THE TASK
Reproduce the entries below in full, word for word.

Dataset rows describing interfaces:
=== Begin Enclosure ===

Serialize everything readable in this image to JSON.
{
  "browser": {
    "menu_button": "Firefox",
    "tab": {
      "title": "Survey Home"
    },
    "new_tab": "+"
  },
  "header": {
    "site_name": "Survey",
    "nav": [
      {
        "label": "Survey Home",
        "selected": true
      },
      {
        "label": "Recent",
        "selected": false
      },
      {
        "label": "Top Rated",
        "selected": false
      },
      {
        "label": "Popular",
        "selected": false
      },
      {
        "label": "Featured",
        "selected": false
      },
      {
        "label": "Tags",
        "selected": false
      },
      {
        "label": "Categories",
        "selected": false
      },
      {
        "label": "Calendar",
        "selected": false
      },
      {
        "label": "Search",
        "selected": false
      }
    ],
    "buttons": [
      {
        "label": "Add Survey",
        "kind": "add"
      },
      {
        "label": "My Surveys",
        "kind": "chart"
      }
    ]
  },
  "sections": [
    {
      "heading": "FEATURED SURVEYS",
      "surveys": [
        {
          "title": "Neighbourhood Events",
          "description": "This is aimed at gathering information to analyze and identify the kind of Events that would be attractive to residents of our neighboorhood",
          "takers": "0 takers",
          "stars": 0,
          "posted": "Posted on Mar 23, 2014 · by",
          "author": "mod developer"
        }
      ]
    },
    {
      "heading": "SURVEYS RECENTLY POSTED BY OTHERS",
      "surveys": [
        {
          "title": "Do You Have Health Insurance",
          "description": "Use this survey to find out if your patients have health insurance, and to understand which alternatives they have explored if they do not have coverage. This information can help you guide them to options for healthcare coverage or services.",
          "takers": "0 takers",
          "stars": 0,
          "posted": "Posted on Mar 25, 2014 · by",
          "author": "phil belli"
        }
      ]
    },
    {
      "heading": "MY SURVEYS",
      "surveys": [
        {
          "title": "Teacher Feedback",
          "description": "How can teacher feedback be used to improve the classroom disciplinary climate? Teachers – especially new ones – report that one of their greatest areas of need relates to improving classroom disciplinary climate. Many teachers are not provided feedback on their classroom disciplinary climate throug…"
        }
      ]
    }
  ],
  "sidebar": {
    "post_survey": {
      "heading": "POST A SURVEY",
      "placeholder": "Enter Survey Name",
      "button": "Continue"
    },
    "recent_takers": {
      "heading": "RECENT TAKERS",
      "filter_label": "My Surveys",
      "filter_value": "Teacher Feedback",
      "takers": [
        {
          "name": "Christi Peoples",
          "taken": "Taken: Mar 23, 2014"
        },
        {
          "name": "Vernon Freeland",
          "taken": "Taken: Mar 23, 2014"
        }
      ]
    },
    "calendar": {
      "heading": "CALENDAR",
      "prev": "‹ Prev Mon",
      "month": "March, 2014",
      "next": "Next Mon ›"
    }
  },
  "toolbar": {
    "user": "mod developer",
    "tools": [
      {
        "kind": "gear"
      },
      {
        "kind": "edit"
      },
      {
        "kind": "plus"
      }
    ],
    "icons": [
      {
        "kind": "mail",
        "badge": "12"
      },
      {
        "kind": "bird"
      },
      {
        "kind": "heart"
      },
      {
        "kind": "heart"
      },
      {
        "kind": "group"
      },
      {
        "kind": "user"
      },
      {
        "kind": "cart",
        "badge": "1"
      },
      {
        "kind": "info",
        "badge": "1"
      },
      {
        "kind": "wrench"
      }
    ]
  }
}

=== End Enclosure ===

TASK SOLUTION
Serialize everything readable in this image to JSON.
{
  "browser": {
    "menu_button": "Firefox",
    "tab": {
      "title": "Survey Home"
    },
    "new_tab": "+"
  },
  "header": {
    "site_name": "Survey",
    "nav": [
      {
        "label": "Survey Home",
        "selected": true
      },
      {
        "label": "Recent",
        "selected": false
      },
      {
        "label": "Top Rated",
        "selected": false
      },
      {
        "label": "Popular",
        "selected": false
      },
      {
        "label": "Featured",
        "selected": false
      },
      {
        "label": "Tags",
        "selected": false
      },
      {
        "label": "Categories",
        "selected": false
      },
      {
        "label": "Calendar",
        "selected": false
      },
      {
        "label": "Search",
        "selected": false
      }
    ],
    "buttons": [
      {
        "label": "Add Survey",
        "kind": "add"
      },
      {
        "label": "My Surveys",
        "kind": "chart"
      }
    ]
  },
  "sections": [
    {
      "heading": "FEATURED SURVEYS",
      "surveys": [
        {
          "title": "Neighbourhood Events",
          "description": "This is aimed at gathering information to analyze and identify the kind of Events that would be attractive to residents of our neighboorhood",
          "takers": "0 takers",
          "stars": 0,
          "posted": "Posted on Mar 23, 2014 · by",
          "author": "mod developer"
        }
      ]
    },
    {
      "heading": "SURVEYS RECENTLY POSTED BY OTHERS",
      "surveys": [
        {
          "title": "Do You Have Health Insurance",
          "description": "Use this survey to find out if your patients have health insurance, and to understand which alternatives they have explored if they do not have coverage. This information can help you guide them to options for healthcare coverage or services.",
          "takers": "0 takers",
          "stars": 0,
          "posted": "Posted on Mar 25, 2014 · by",
          "author": "phil belli"
        }
      ]
    },
    {
      "heading": "MY SURVEYS",
      "surveys": [
        {
          "title": "Teacher Feedback",
          "description": "How can teacher feedback be used to improve the classroom disciplinary climate? Teachers – especially new ones – report that one of their greatest areas of need relates to improving classroom disciplinary climate. Many teachers are not provided feedback on their classroom disciplinary climate throug…"
        }
      ]
    }
  ],
  "sidebar": {
    "post_survey": {
      "heading": "POST A SURVEY",
      "placeholder": "Enter Survey Name",
      "button": "Continue"
    },
    "recent_takers": {
      "heading": "RECENT TAKERS",
      "filter_label": "My Surveys",
      "filter_value": "Teacher Feedback",
      "takers": [
        {
          "name": "Christi Peoples",
          "taken": "Taken: Mar 23, 2014"
        },
        {
          "name": "Vernon Freeland",
          "taken": "Taken: Mar 23, 2014"
        }
      ]
    },
    "calendar": {
      "heading": "CALENDAR",
      "prev": "‹ Prev Mon",
      "month": "March, 2014",
      "next": "Next Mon ›"
    }
  },
  "toolbar": {
    "user": "mod developer",
    "tools": [
      {
        "kind": "gear"
      },
      {
        "kind": "edit"
      },
      {
        "kind": "plus"
      }
    ],
    "icons": [
      {
        "kind": "mail",
        "badge": "12"
      },
      {
        "kind": "bird"
      },
      {
        "kind": "heart"
      },
      {
        "kind": "heart"
      },
      {
        "kind": "group"
      },
      {
        "kind": "user"
      },
      {
        "kind": "cart",
        "badge": "1"
      },
      {
        "kind": "info",
        "badge": "1"
      },
      {
        "kind": "wrench"
      }
    ]
  }
}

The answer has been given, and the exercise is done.